“Some problem with the nuclear thing again …” Such is the breezy way locals in a remote New Mexico community shrug off a declared state of emergency following a nearby uranium mine accident in “Angels Fall,” Lanford Wilson’s 1982 drama at the Lex Theatre.
Less nonchalant about the resulting highway closures — not to mention the potential radiation hazards — are two pairs of motorists forced to seek refuge from the heat in a humble adobe mission.
This pretext for assembling a diverse cross-section of characters is admittedly a bit labored and melodramatic; in his better-constructed plays, the late Wilson achieved the same end within more naturalistic setups. Nevertheless, the playwright’s signature generosity of spirit — his exploration of human fallibility with insight and empathy rather than judgment — is fully illuminated in a revival from the Production Company that advantageously applies its staging resources.
Director Alex Egan is particularly adept with the precision timing required for the play’s abrupt shifts of tone.

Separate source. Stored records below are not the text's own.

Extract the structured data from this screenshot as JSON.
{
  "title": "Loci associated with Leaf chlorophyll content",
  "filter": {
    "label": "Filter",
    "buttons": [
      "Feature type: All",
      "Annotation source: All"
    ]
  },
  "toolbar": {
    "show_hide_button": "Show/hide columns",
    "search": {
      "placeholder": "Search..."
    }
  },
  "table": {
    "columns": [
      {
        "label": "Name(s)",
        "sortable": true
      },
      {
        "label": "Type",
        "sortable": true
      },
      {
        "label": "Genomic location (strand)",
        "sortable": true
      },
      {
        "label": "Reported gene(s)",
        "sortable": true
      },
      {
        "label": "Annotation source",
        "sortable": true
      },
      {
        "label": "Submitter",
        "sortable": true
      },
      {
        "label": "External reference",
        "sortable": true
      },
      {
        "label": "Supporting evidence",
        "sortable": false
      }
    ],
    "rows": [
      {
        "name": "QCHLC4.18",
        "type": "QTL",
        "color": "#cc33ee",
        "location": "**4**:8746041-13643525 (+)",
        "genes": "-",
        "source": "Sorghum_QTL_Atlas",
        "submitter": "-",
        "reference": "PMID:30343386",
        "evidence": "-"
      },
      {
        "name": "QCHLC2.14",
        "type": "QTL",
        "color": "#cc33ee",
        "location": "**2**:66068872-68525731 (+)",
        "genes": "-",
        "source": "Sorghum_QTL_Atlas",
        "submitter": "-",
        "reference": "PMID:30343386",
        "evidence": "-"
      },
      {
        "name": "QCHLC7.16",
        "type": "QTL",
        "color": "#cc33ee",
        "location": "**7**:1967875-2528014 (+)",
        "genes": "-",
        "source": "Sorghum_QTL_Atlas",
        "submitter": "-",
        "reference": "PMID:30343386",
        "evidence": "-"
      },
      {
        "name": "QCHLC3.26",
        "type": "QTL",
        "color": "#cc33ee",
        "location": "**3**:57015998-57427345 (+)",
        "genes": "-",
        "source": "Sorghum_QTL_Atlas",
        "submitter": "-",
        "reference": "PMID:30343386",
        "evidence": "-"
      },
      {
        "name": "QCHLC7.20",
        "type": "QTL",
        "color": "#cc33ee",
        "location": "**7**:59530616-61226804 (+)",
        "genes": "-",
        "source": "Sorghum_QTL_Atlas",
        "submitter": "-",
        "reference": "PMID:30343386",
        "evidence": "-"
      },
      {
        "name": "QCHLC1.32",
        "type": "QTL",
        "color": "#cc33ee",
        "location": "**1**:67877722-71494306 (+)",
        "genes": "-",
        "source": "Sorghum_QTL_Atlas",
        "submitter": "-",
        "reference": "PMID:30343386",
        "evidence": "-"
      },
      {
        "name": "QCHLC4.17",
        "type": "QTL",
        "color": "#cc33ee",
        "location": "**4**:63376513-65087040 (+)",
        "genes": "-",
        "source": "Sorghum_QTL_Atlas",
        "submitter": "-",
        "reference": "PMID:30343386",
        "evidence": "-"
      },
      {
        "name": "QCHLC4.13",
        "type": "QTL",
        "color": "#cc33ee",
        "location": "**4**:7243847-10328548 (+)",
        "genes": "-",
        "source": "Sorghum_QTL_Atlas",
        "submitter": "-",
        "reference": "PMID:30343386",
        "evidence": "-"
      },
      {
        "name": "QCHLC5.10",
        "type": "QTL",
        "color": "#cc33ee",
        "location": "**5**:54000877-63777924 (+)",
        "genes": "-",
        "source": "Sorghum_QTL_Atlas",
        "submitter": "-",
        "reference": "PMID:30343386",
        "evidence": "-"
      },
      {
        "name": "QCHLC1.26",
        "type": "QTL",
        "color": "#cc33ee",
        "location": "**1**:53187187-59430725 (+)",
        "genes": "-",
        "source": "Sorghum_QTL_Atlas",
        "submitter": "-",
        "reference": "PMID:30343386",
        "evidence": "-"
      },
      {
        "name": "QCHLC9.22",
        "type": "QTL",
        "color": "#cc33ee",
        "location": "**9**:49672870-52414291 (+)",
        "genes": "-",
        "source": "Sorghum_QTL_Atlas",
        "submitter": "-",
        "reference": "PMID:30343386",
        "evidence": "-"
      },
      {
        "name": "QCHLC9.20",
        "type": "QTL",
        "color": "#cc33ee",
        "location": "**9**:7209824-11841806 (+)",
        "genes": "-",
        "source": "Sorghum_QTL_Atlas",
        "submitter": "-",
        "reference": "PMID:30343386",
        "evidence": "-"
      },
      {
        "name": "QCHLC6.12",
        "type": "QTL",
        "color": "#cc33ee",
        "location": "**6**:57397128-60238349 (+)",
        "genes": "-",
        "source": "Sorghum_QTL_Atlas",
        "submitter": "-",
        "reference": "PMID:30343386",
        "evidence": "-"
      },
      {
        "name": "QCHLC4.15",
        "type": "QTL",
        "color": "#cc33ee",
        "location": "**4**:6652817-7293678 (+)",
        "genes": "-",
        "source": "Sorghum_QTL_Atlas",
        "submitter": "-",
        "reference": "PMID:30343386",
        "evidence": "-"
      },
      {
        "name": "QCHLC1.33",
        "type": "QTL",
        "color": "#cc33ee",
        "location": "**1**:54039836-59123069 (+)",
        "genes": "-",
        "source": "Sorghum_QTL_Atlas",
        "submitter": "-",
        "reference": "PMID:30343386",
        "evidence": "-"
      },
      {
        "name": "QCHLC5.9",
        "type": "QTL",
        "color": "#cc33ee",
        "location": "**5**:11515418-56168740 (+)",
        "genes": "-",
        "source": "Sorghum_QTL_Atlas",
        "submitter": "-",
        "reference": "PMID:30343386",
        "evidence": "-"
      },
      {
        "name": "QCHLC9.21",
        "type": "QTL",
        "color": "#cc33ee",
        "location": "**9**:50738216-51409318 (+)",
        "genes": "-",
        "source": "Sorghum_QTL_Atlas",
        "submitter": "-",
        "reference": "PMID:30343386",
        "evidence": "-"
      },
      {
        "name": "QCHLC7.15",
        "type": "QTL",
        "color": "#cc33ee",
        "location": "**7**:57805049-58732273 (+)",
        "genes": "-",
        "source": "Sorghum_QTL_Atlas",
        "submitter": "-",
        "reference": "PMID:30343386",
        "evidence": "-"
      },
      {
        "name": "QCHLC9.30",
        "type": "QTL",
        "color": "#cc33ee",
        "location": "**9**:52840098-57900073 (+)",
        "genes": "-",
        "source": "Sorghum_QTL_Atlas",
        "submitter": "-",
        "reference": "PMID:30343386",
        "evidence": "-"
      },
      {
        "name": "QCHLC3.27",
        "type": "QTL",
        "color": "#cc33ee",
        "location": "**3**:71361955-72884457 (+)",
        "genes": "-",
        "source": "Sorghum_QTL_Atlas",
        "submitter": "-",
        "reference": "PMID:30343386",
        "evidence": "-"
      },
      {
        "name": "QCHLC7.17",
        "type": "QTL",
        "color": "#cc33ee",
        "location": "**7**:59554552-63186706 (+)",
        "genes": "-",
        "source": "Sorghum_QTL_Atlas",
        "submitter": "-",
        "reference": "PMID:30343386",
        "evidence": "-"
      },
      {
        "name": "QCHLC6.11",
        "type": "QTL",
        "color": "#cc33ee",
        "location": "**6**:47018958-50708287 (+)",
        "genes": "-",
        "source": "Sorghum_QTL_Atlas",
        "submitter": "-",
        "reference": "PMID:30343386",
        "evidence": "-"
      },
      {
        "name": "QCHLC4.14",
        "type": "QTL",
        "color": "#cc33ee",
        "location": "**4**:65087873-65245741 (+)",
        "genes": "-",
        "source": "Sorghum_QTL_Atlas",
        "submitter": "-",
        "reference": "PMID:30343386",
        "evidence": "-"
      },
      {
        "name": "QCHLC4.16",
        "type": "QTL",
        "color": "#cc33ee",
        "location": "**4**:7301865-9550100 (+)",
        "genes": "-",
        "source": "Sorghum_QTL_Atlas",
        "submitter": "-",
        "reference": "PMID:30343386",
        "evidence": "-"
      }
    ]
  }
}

A precisely-timed silence following some humorous banter suffices to convey dawning uncertainty and helplessness as the six characters grapple with internal and external stresses.